The Smith Westerns’ stock-in-trade is a blend of glam rock and Nuggets-era psych/garage with a dash of The Beatles thrown into the mix. None of these influences are particularly original, but will the Chicago band be able to breathe fresh life into old tropes on this, their second album, and come up with something inspiring?
It helps that they have a distinct way with a tune. Simply structured, old-fashioned, sing-along-able melodies can be found throughout – from the first track Weekend to the perky Imagine Pt 3 and the stomping End Of The Night.
But what really elevate the band’s music to levels that transcend their influences are the wonderful moments of what can best be described as musical sparkle that they produce.
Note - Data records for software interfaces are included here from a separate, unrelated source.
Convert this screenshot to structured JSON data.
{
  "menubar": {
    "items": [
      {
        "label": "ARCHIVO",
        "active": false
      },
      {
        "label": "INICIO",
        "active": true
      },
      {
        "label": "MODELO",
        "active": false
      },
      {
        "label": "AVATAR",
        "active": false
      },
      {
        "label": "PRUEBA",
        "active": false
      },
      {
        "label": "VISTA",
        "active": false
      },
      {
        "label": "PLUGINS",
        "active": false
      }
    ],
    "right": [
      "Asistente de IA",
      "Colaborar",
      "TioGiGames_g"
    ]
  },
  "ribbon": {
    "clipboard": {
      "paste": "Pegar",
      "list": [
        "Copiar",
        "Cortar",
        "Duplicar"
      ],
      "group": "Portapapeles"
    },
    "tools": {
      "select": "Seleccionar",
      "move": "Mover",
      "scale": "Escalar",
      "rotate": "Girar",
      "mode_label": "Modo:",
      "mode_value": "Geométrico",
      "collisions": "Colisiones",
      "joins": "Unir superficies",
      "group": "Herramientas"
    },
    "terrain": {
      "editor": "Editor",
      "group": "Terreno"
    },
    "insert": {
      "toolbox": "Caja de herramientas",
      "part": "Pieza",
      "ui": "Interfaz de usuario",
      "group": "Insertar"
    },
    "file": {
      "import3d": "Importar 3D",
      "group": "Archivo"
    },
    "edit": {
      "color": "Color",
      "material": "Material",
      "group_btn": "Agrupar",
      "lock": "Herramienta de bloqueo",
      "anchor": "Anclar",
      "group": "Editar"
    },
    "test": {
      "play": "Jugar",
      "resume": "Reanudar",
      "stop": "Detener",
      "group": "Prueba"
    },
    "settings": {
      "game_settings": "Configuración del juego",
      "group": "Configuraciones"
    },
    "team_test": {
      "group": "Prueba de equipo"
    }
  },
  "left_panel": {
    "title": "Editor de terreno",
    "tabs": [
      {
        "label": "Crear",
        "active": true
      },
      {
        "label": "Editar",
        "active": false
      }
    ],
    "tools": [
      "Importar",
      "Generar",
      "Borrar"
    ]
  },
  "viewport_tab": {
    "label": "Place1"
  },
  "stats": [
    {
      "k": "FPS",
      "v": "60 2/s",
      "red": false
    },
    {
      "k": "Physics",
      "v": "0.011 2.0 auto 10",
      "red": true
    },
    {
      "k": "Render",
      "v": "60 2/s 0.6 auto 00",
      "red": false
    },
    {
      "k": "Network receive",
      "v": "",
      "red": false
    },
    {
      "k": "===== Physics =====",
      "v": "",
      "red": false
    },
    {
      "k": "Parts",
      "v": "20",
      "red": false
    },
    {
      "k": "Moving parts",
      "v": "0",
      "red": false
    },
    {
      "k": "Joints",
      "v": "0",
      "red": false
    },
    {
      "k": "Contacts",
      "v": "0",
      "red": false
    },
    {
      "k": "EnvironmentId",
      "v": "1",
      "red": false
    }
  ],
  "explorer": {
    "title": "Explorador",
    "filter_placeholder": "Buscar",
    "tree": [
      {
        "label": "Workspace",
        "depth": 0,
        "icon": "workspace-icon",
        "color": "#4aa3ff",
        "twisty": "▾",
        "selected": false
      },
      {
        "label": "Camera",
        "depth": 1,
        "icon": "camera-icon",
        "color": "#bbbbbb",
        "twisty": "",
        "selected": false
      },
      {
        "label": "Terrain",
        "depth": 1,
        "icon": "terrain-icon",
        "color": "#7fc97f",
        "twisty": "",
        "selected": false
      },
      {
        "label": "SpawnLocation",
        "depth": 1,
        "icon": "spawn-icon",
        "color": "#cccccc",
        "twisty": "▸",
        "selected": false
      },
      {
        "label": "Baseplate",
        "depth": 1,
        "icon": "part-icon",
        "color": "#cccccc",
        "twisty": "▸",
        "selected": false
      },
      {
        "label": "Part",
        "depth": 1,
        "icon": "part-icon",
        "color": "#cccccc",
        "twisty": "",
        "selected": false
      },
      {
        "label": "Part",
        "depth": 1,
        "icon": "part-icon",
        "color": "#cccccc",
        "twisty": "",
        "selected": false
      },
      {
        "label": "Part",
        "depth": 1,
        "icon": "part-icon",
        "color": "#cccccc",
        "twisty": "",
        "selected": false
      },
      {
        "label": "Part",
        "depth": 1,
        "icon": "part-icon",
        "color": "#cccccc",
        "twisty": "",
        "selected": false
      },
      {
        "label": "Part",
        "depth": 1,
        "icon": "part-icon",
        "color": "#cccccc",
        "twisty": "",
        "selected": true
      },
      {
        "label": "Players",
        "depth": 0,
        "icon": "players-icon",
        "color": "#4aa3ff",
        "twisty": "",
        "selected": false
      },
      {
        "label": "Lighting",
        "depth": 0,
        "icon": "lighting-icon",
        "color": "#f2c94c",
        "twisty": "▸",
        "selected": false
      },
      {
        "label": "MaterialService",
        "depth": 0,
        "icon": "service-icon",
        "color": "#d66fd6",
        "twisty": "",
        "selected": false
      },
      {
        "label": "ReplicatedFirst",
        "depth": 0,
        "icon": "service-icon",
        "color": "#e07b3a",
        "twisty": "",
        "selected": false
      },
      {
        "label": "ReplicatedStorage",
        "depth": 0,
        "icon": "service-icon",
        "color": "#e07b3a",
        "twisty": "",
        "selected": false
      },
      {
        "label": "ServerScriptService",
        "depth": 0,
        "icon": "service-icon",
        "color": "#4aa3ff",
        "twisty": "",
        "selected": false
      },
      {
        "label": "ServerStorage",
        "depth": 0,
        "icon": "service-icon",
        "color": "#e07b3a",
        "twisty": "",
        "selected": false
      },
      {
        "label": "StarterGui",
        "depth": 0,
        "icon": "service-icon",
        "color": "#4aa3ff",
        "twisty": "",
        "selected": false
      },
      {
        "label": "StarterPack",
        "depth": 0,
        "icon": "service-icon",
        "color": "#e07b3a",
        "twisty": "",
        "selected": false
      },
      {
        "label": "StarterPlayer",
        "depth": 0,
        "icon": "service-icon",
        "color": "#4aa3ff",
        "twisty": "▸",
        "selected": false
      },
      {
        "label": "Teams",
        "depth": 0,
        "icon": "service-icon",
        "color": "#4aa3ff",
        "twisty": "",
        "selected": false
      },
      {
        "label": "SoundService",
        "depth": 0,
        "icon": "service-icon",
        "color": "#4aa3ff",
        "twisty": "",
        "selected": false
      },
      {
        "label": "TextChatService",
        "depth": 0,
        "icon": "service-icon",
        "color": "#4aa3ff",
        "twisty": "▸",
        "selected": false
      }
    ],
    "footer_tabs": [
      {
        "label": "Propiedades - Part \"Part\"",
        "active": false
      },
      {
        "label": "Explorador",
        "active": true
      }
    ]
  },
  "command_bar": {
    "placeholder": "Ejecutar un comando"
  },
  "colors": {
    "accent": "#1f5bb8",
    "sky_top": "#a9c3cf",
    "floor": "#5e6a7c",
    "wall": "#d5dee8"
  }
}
Like The Flaming Lips at their most wonderstruck, effects like Smile’s rippling layers of gentle keyboard arpeggios, or Weekend’s shimmer-and-shine opening add genuine beauty and a sense of marvel to the whole album, like fairy dust. This combines surprisingly well with a guitar sound that is at times almost studiedly cheesy, at others distinctly old-fashioned, but always interesting. The intricate guitar interplay on Dye The World is perhaps its best showcase, but the surf-ish Still New and the moments where it breaks through on Smile are also striking.
The lead vocal is reminiscent at times of Luke Haines of The Auteurs/Black Box Recorder (Still New, End of the Night), at others of Lennon (the Beatles-esque Fallen In Love). On tracks where it is unaccompanied – like Only One or Dance Away – it can pall and drag a little. It is as well, then, that so many tracks feature a choir-like backing vocal that is as euphoric and transcendent as the musical effects described earlier. These vocals contribute to some of the undoubted highlights of the album, like on the moving All Die Young, and the rich, textured and quite beautiful Smile: fit-to-burst with aural joy and a lushness of harmonies that would make even the Polyphonic Spree sound a bit undemonstrative and glum.
Lyrically, these seem to be mostly Songs About Girls. But the words – “Oh can’t you see / What you’re doing to me” (Imagine Pt 3), or “Are you a dream / Or something between” (Dye the World), for example – are somehow secondary and almost beside-the-point. When you have the knack, as this band most clearly have, of infusing your music with such full and rich emotion, then it makes sense to use that as your primary method of conveying meaning. Which the Smith Westerns undoubtedly do, on this twinkling little gem of an album.